The Laws of Texas, 1822-1897, document the actions and organization of Texas after its independence from Mexico.  The first turnpike company for the Republic of Texas was documented in The Laws of Texas.  The Houston and Austin Turnpike Company was adopted on January 19, 1841. During this time period, ads were often named according to their termini.   Specifications for the turnpike recommended that the roads be the straightest and most practical route between Austin and Houston.  The company had $125,000 of capital, which is 31.4 million in today’s dollars.  The law stated that the work on the road should begin within 12 months of the adoption of the act, with a proposed completion of the road within five years.  The organization of the Houston & Austin Turnpike Company would expire in 25 years.  The law also called for a ferry at the Brazos River with, eventually, a bridge to replace the ferry as soon as it was practical.  The bridge had to be built so as not to obstruct the navigation of the Brazos River.  The bridge also had to be located within 5 to 8 miles of the town of San Felipe de Austin.  The law also named superintendents and commissioners in sections along the road who owned the stock in the company.  These men consisted of farmers, physicians, surgeons, surveyors, and even Texas Rangers.  These men included John D. Andrews, William Carper, Gail Borden, Jr. and Theodore Bissell. 

In 1840, the population of Texas was about 70,000 and had doubled in the last five years.  The largest city was San Antonio, followed by Houston.  The first laws about roads did not specify what the road would be made of, whether it was a graded dirt road, a plank road, or another surface.   Typically, roads were little more than trials at the time.  Most roads had right turn angles and did not drain well—eleven years later (1852), only about 23 miles of roads had been graded.  The law called for a road to be in “good repair and order:  the consequences of not maintaining the road would result in the withholding of funds. 

The act was signed by David S Kaufman, the speaker of the House of Representatives, Anson Jones, the president of the senate, and David G Burnet, the President of Texas.  After this Turnpike company was organized, Texas organized 51 more companies to get roads built.  Statehood would be granted to Texas and the process of how to fund roads revisited as now Texas was part of the United States.   With the automobile needing better roads, the citizens formed “Good Roads” associations and that was the start of the modern road in Texas. 

[Reference Images: J.W. Ryon at ferry crossing in Richmond Texas], photograph, Date Unknown; (https://texashistory.unt.edu/ark:/67531/metapth1011/m1/1/: accessed February 15, 2023), University of North Texas Libraries, The Portal to Texas History, https://texashistory.unt.edu; crediting Fort Bend Museum. “Genl.
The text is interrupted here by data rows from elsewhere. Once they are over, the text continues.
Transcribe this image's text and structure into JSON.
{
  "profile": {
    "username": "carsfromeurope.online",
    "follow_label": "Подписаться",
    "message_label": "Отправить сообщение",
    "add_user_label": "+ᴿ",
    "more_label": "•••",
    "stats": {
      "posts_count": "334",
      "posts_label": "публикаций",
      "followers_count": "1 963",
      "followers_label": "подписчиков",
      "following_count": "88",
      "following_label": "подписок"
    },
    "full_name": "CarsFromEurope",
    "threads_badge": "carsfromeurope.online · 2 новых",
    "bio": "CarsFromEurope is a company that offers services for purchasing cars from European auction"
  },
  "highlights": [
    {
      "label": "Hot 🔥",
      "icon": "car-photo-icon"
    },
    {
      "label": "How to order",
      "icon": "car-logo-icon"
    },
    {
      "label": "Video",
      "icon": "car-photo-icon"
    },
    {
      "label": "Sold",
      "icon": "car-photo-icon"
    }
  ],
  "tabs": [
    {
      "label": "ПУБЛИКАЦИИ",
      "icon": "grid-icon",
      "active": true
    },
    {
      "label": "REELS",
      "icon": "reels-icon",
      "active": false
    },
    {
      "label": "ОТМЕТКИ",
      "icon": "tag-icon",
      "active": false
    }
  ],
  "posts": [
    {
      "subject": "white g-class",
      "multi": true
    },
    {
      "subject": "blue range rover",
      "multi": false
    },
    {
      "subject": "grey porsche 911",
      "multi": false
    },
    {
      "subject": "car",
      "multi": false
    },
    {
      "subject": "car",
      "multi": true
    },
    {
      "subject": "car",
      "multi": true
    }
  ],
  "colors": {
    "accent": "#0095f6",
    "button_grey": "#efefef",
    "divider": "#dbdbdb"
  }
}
Austins map of Texas with parts of the adjoining states”, map, 1840; (https://texashistory.unt.edu/ark:/67531/metapth31629/m1/1/?q=texas%20map%201840: accessed February 15, 2023), University of North Texas Libraries, The Portal to Texas History, https://texashistory.unt.edu; crediting Star of the Republic Museum.